### Problem to solve
Copy out every record that follows, word for word.
=== Section Start ===
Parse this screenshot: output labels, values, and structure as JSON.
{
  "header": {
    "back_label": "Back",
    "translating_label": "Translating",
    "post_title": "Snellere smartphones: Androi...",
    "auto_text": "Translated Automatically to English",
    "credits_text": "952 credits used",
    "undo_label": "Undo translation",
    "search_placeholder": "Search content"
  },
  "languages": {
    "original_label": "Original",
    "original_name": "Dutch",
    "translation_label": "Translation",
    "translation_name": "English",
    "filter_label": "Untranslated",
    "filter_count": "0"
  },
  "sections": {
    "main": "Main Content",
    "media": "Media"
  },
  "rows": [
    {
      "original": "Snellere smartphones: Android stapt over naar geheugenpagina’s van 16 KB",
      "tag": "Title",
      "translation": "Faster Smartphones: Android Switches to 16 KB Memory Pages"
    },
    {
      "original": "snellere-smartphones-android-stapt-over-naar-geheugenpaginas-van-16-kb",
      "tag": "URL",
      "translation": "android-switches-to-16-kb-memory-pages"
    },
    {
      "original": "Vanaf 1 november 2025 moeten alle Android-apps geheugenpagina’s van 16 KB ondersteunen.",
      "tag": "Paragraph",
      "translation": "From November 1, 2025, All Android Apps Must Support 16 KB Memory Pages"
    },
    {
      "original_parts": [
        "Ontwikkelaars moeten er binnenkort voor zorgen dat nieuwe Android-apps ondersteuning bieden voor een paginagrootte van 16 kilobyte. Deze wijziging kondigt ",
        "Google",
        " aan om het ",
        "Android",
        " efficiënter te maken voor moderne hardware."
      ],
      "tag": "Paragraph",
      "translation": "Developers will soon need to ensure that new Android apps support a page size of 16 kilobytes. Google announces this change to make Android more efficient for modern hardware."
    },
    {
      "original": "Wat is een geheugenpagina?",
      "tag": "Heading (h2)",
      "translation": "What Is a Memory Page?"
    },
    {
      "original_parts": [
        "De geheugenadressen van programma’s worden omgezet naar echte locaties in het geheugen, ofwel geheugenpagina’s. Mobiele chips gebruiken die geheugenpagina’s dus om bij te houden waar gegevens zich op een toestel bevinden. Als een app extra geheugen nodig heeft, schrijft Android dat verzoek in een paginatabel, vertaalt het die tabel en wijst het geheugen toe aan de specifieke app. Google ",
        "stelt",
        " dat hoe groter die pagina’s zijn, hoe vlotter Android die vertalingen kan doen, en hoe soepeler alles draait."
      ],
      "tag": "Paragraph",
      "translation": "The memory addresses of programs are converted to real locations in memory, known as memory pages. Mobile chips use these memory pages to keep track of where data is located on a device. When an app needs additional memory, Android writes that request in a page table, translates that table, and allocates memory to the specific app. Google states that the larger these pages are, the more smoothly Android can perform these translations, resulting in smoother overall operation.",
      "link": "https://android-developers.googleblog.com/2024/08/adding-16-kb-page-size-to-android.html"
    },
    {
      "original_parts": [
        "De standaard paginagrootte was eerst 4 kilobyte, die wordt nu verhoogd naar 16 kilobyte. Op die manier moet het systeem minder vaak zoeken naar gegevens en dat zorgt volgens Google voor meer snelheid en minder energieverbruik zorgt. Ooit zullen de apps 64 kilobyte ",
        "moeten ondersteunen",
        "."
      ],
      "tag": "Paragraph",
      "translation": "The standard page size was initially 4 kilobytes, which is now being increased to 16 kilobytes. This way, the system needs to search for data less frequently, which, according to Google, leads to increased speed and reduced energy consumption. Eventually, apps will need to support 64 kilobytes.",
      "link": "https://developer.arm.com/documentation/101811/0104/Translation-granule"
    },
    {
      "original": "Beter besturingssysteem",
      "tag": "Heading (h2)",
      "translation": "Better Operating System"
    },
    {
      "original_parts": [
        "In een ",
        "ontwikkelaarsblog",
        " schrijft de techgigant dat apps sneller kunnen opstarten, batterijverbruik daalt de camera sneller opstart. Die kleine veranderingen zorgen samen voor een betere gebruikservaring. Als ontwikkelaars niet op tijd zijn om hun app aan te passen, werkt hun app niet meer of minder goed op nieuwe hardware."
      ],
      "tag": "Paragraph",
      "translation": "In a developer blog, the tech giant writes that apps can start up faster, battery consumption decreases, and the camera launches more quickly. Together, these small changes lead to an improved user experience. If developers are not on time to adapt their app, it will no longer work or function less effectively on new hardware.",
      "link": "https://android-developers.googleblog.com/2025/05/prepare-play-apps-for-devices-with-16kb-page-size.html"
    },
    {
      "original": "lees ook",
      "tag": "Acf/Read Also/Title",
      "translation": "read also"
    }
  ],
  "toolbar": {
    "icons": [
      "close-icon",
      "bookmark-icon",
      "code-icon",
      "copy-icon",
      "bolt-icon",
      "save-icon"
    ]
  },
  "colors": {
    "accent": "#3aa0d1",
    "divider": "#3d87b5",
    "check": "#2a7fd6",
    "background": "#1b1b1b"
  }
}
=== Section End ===
### Expected output
Parse this screenshot: output labels, values, and structure as JSON.
{
  "header": {
    "back_label": "Back",
    "translating_label": "Translating",
    "post_title": "Snellere smartphones: Androi...",
    "auto_text": "Translated Automatically to English",
    "credits_text": "952 credits used",
    "undo_label": "Undo translation",
    "search_placeholder": "Search content"
  },
  "languages": {
    "original_label": "Original",
    "original_name": "Dutch",
    "translation_label": "Translation",
    "translation_name": "English",
    "filter_label": "Untranslated",
    "filter_count": "0"
  },
  "sections": {
    "main": "Main Content",
    "media": "Media"
  },
  "rows": [
    {
      "original": "Snellere smartphones: Android stapt over naar geheugenpagina’s van 16 KB",
      "tag": "Title",
      "translation": "Faster Smartphones: Android Switches to 16 KB Memory Pages"
    },
    {
      "original": "snellere-smartphones-android-stapt-over-naar-geheugenpaginas-van-16-kb",
      "tag": "URL",
      "translation": "android-switches-to-16-kb-memory-pages"
    },
    {
      "original": "Vanaf 1 november 2025 moeten alle Android-apps geheugenpagina’s van 16 KB ondersteunen.",
      "tag": "Paragraph",
      "translation": "From November 1, 2025, All Android Apps Must Support 16 KB Memory Pages"
    },
    {
      "original_parts": [
        "Ontwikkelaars moeten er binnenkort voor zorgen dat nieuwe Android-apps ondersteuning bieden voor een paginagrootte van 16 kilobyte. Deze wijziging kondigt ",
        "Google",
        " aan om het ",
        "Android",
        " efficiënter te maken voor moderne hardware."
      ],
      "tag": "Paragraph",
      "translation": "Developers will soon need to ensure that new Android apps support a page size of 16 kilobytes. Google announces this change to make Android more efficient for modern hardware."
    },
    {
      "original": "Wat is een geheugenpagina?",
      "tag": "Heading (h2)",
      "translation": "What Is a Memory Page?"
    },
    {
      "original_parts": [
        "De geheugenadressen van programma’s worden omgezet naar echte locaties in het geheugen, ofwel geheugenpagina’s. Mobiele chips gebruiken die geheugenpagina’s dus om bij te houden waar gegevens zich op een toestel bevinden. Als een app extra geheugen nodig heeft, schrijft Android dat verzoek in een paginatabel, vertaalt het die tabel en wijst het geheugen toe aan de specifieke app. Google ",
        "stelt",
        " dat hoe groter die pagina’s zijn, hoe vlotter Android die vertalingen kan doen, en hoe soepeler alles draait."
      ],
      "tag": "Paragraph",
      "translation": "The memory addresses of programs are converted to real locations in memory, known as memory pages. Mobile chips use these memory pages to keep track of where data is located on a device. When an app needs additional memory, Android writes that request in a page table, translates that table, and allocates memory to the specific app. Google states that the larger these pages are, the more smoothly Android can perform these translations, resulting in smoother overall operation.",
      "link": "https://android-developers.googleblog.com/2024/08/adding-16-kb-page-size-to-android.html"
    },
    {
      "original_parts": [
        "De standaard paginagrootte was eerst 4 kilobyte, die wordt nu verhoogd naar 16 kilobyte. Op die manier moet het systeem minder vaak zoeken naar gegevens en dat zorgt volgens Google voor meer snelheid en minder energieverbruik zorgt. Ooit zullen de apps 64 kilobyte ",
        "moeten ondersteunen",
        "."
      ],
      "tag": "Paragraph",
      "translation": "The standard page size was initially 4 kilobytes, which is now being increased to 16 kilobytes. This way, the system needs to search for data less frequently, which, according to Google, leads to increased speed and reduced energy consumption. Eventually, apps will need to support 64 kilobytes.",
      "link": "https://developer.arm.com/documentation/101811/0104/Translation-granule"
    },
    {
      "original": "Beter besturingssysteem",
      "tag": "Heading (h2)",
      "translation": "Better Operating System"
    },
    {
      "original_parts": [
        "In een ",
        "ontwikkelaarsblog",
        " schrijft de techgigant dat apps sneller kunnen opstarten, batterijverbruik daalt de camera sneller opstart. Die kleine veranderingen zorgen samen voor een betere gebruikservaring. Als ontwikkelaars niet op tijd zijn om hun app aan te passen, werkt hun app niet meer of minder goed op nieuwe hardware."
      ],
      "tag": "Paragraph",
      "translation": "In a developer blog, the tech giant writes that apps can start up faster, battery consumption decreases, and the camera launches more quickly. Together, these small changes lead to an improved user experience. If developers are not on time to adapt their app, it will no longer work or function less effectively on new hardware.",
      "link": "https://android-developers.googleblog.com/2025/05/prepare-play-apps-for-devices-with-16kb-page-size.html"
    },
    {
      "original": "lees ook",
      "tag": "Acf/Read Also/Title",
      "translation": "read also"
    }
  ],
  "toolbar": {
    "icons": [
      "close-icon",
      "bookmark-icon",
      "code-icon",
      "copy-icon",
      "bolt-icon",
      "save-icon"
    ]
  },
  "colors": {
    "accent": "#3aa0d1",
    "divider": "#3d87b5",
    "check": "#2a7fd6",
    "background": "#1b1b1b"
  }
}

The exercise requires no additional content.